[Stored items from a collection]

---

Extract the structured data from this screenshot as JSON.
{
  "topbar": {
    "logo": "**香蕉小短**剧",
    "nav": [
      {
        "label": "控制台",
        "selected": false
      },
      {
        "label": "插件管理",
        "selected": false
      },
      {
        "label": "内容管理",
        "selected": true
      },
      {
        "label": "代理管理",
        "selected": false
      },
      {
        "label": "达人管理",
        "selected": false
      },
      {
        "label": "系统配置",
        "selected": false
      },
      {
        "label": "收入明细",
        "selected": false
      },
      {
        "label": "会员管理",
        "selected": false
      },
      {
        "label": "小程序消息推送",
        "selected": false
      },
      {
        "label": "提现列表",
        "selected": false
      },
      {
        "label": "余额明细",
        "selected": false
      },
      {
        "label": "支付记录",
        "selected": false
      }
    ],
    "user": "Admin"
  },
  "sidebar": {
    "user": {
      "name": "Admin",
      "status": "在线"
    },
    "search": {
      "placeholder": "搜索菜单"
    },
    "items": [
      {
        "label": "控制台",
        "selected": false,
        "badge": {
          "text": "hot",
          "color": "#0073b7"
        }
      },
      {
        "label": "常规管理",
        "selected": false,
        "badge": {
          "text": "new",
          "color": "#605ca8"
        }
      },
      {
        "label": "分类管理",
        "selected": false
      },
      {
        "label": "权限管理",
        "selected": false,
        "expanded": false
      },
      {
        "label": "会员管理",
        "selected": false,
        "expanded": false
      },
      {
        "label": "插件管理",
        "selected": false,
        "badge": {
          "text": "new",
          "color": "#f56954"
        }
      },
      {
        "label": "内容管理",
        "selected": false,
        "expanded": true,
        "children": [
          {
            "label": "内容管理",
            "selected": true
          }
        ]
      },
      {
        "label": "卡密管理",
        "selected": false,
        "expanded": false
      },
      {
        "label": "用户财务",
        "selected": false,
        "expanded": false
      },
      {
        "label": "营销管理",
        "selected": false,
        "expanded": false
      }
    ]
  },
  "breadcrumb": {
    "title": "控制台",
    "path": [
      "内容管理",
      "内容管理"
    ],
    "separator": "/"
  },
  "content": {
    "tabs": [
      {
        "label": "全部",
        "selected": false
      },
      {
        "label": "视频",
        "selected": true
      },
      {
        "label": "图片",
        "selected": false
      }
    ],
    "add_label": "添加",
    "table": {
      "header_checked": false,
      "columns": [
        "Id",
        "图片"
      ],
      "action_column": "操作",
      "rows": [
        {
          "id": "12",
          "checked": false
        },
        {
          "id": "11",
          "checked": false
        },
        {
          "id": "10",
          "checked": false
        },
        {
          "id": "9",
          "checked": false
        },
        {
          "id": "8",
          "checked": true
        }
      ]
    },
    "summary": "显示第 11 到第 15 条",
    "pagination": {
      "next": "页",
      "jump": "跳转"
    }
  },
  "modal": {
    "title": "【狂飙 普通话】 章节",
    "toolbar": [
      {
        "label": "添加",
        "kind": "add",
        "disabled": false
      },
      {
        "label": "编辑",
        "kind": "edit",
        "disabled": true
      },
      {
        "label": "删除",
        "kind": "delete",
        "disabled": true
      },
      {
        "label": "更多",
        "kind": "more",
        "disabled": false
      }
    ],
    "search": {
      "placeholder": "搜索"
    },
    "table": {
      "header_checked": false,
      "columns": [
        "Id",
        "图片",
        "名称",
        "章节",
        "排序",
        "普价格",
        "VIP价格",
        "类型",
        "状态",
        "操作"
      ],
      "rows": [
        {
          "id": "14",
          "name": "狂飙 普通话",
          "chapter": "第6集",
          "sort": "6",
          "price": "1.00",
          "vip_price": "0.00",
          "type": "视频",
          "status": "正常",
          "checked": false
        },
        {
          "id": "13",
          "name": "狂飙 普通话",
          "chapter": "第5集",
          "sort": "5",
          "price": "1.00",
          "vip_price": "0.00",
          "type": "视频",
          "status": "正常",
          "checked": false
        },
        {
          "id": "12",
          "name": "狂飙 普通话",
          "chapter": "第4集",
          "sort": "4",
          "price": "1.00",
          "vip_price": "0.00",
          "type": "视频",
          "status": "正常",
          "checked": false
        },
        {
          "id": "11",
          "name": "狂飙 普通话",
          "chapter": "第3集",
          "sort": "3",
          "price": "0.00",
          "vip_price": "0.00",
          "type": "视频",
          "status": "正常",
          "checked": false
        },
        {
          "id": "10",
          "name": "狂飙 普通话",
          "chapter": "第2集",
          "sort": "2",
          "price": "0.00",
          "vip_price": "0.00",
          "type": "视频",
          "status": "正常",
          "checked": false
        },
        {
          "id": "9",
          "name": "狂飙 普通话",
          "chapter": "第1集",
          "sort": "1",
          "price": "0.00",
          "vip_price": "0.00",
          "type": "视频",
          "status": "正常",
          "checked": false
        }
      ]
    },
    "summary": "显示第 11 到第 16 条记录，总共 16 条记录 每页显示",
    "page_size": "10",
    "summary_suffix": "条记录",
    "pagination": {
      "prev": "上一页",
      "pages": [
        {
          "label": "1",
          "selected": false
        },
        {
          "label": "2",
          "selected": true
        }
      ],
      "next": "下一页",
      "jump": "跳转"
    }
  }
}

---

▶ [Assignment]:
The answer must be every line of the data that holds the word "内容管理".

▶ [Result]:
        "label": "内容管理",
        "label": "内容管理",
            "label": "内容管理",
      "内容管理",
      "内容管理"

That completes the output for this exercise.